Work instructions — Each entry has to be copied exactly, with nothing missed.

━━━ Records for this task

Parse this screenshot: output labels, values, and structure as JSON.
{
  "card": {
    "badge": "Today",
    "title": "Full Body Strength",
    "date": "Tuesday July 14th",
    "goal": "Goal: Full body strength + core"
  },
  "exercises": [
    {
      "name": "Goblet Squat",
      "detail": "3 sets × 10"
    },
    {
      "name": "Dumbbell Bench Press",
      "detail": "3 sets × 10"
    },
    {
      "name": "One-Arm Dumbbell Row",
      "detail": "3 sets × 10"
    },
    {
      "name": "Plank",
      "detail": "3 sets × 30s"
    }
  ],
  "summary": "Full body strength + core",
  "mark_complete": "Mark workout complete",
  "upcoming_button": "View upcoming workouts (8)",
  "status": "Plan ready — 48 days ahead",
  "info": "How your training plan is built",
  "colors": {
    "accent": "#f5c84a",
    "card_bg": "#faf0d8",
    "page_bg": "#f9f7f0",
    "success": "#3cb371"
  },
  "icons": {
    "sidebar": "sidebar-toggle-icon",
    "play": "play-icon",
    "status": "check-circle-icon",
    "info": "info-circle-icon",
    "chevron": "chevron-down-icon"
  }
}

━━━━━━

Response —
Parse this screenshot: output labels, values, and structure as JSON.
{
  "card": {
    "badge": "Today",
    "title": "Full Body Strength",
    "date": "Tuesday July 14th",
    "goal": "Goal: Full body strength + core"
  },
  "exercises": [
    {
      "name": "Goblet Squat",
      "detail": "3 sets × 10"
    },
    {
      "name": "Dumbbell Bench Press",
      "detail": "3 sets × 10"
    },
    {
      "name": "One-Arm Dumbbell Row",
      "detail": "3 sets × 10"
    },
    {
      "name": "Plank",
      "detail": "3 sets × 30s"
    }
  ],
  "summary": "Full body strength + core",
  "mark_complete": "Mark workout complete",
  "upcoming_button": "View upcoming workouts (8)",
  "status": "Plan ready — 48 days ahead",
  "info": "How your training plan is built",
  "colors": {
    "accent": "#f5c84a",
    "card_bg": "#faf0d8",
    "page_bg": "#f9f7f0",
    "success": "#3cb371"
  },
  "icons": {
    "sidebar": "sidebar-toggle-icon",
    "play": "play-icon",
    "status": "check-circle-icon",
    "info": "info-circle-icon",
    "chevron": "chevron-down-icon"
  }
}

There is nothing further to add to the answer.